Comrades of the Phillipines have for 50 years struggled against some of the most repressive and reactionary forces, including the semi-feudal rural ruling classes and a 21 year reign of the fascist Ferdinand Marcos, and in doing so have succeeded in defending the masses of the Phillipines and advancing their own project for national liberation and socialism. Everything of a direct war of aggression by the United States has been thrown at the people of the Phillipines, and the CPP has been couragous in struggling against inhumane conditions of labour and life and the explicit violence that the state has brought down to repress and disrupt their work – despite the losses of many comrades and revolutionaries.

It is through these conditions that the Maoists in the Phillipines have been foundational in formulating how the working class is to wage struggle, and unify locally and internationally to defeat the forces of reaction. The initiation and continuation of Peoples’ War in the Phillipines has been

Their armed struggle as carried out by the New Peoples’ Army , that will see it’s 50th anniversary next year, has consolidated large amounts of territory of the Phillipines from the reactionary state and won over millions of people to their struggle. As it is, nearly a quarter of the territory of the Phillipines is under the political control of the Communist Party of the Phillipines, which is a testiment to the commitment and resolve of the party in its ability to wage a protracted war and a verification of the succesful strategy of Protracted Peoples’ War of growing the forces of the working and oppressed classes against reactionary states.
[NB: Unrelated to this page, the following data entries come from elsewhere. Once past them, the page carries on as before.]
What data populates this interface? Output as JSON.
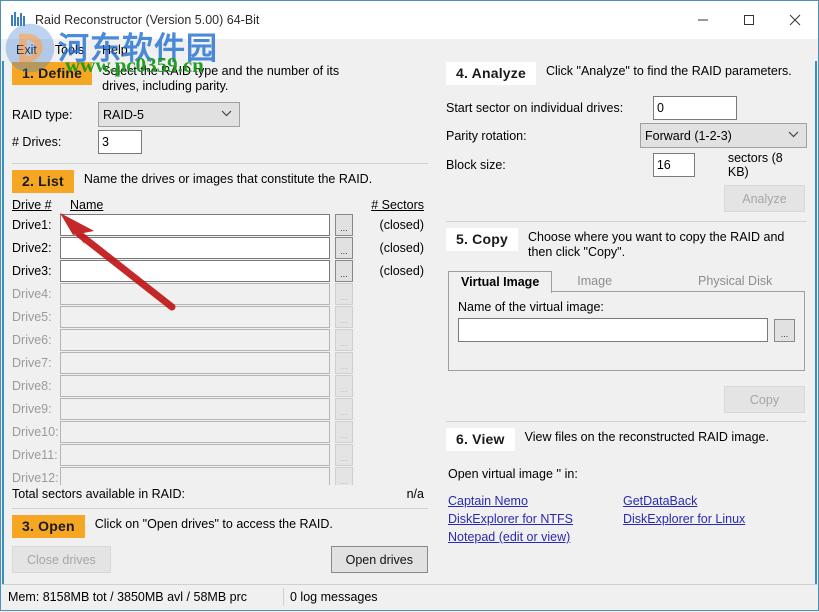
{
  "window": {
    "title": "Raid Reconstructor (Version 5.00) 64-Bit",
    "minimize": "minimize-icon",
    "maximize": "maximize-icon",
    "close": "close-icon"
  },
  "menu": {
    "items": [
      "Exit",
      "Tools",
      "Help"
    ]
  },
  "define": {
    "step": "1. Define",
    "desc": "Select the RAID type and the number of its drives, including parity.",
    "raid_type_label": "RAID type:",
    "raid_type_value": "RAID-5",
    "raid_type_options": [
      "RAID-5"
    ],
    "drives_label": "# Drives:",
    "drives_value": "3"
  },
  "list": {
    "step": "2. List",
    "desc": "Name the drives or images that constitute the RAID.",
    "col_drive": "Drive #",
    "col_name": "Name",
    "col_sectors": "# Sectors",
    "browse_label": "...",
    "rows": [
      {
        "label": "Drive1:",
        "value": "",
        "sectors": "(closed)",
        "enabled": true
      },
      {
        "label": "Drive2:",
        "value": "",
        "sectors": "(closed)",
        "enabled": true
      },
      {
        "label": "Drive3:",
        "value": "",
        "sectors": "(closed)",
        "enabled": true
      },
      {
        "label": "Drive4:",
        "value": "",
        "sectors": "",
        "enabled": false
      },
      {
        "label": "Drive5:",
        "value": "",
        "sectors": "",
        "enabled": false
      },
      {
        "label": "Drive6:",
        "value": "",
        "sectors": "",
        "enabled": false
      },
      {
        "label": "Drive7:",
        "value": "",
        "sectors": "",
        "enabled": false
      },
      {
        "label": "Drive8:",
        "value": "",
        "sectors": "",
        "enabled": false
      },
      {
        "label": "Drive9:",
        "value": "",
        "sectors": "",
        "enabled": false
      },
      {
        "label": "Drive10:",
        "value": "",
        "sectors": "",
        "enabled": false
      },
      {
        "label": "Drive11:",
        "value": "",
        "sectors": "",
        "enabled": false
      },
      {
        "label": "Drive12:",
        "value": "",
        "sectors": "",
        "enabled": false
      }
    ],
    "total_label": "Total sectors available in RAID:",
    "total_value": "n/a"
  },
  "open": {
    "step": "3. Open",
    "desc": "Click on \"Open drives\" to access the RAID.",
    "close_drives": "Close drives",
    "open_drives": "Open drives"
  },
  "analyze": {
    "step": "4. Analyze",
    "desc": "Click \"Analyze\" to find the RAID parameters.",
    "start_sector_label": "Start sector on individual drives:",
    "start_sector_value": "0",
    "parity_label": "Parity rotation:",
    "parity_value": "Forward (1-2-3)",
    "parity_options": [
      "Forward (1-2-3)"
    ],
    "block_size_label": "Block size:",
    "block_size_value": "16",
    "block_size_units": "sectors (8 KB)",
    "analyze_button": "Analyze"
  },
  "copy": {
    "step": "5. Copy",
    "desc": "Choose where you want to copy the RAID and then click \"Copy\".",
    "tabs": [
      "Virtual Image",
      "Image",
      "Physical Disk"
    ],
    "active_tab": "Virtual Image",
    "virtual_name_label": "Name of the virtual image:",
    "virtual_name_value": "",
    "browse_label": "...",
    "copy_button": "Copy"
  },
  "view": {
    "step": "6. View",
    "desc": "View files on the reconstructed RAID image.",
    "open_in_label": "Open virtual image '' in:",
    "links_left": [
      "Captain Nemo",
      "DiskExplorer for NTFS",
      "Notepad (edit or view)"
    ],
    "links_right": [
      "GetDataBack",
      "DiskExplorer for Linux"
    ]
  },
  "statusbar": {
    "memory": "Mem: 8158MB tot / 3850MB avl / 58MB prc",
    "log": "0 log messages"
  },
  "watermark": {
    "site_cn": "河东软件园",
    "site_url": "www.pc0359.cn"
  },
  "colors": {
    "step_accent": "#f5a623",
    "window_border": "#4a90b8",
    "link": "#2a2ab0",
    "arrow": "#c01818",
    "watermark_blue": "#1f6fd0",
    "watermark_green": "#1a9a1a"
  }
}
It is a strategy that has freed up land for Indigenous Filipinos and provided a space for the CPP to offer and encourage education and independent economic development, rather than isolation and extraction.

The strategy of Protracted People’s War is based in the necessary engagement of the masses in a protracted development of an asymmetric armed struggle to develop base areas for the revolution. The building of these base areas develops the dynamic of dual power, whereby liberated territoriesand communities are under the political control of the people as they maintain their struggle against reactionary forces.

In directly building our capacity for political power, the protracted nature of t our struggle is cpabale of building socialism even when our enemies continue to attempt to assert their domination upon us.

This strategy provides us with the direction to cease land the means of production away from the appropriating classes and palce them in the rightful possession of the toiling mases.

As we carve out bases of armed defense in our communities, we uild the proletaraiats capacity to advance our struggle in to equilibriam with our previous masters and then beyond to the offensive action of crushing capitalist and feudal domination.

The universal applicability of the the Communist Party of the Phillipines, and the New Peoples’ Army’s strategy of Protracted Peoplese war comes from its comprehensive connection of both military and political plans. This, along with their resolve and commitment to uphold class struggle and to never heed to illusions of where power comes from, has been an invaluable

In Canada, we must seek inspiration from our comrades in the Phillipines to uphold armed class struggle and to face all forms of repression with courage and creativity. They have turned their position into one of benefit against the allure and illusion of Bourgeois politics, instead for building the fighting capacity of their communities against the forces fo reaction. As all strategies that fall into these traps of conciliation undoubtedly compromise the working class, the class struggle, and reinforce class society and the exploiters at its helm. And it is from this, that we must also undoubtedly support the development of revolution in the Phillipines and celebrate the Communist Party of the Phillipines for its leadership and inspiration.

Isang Baksak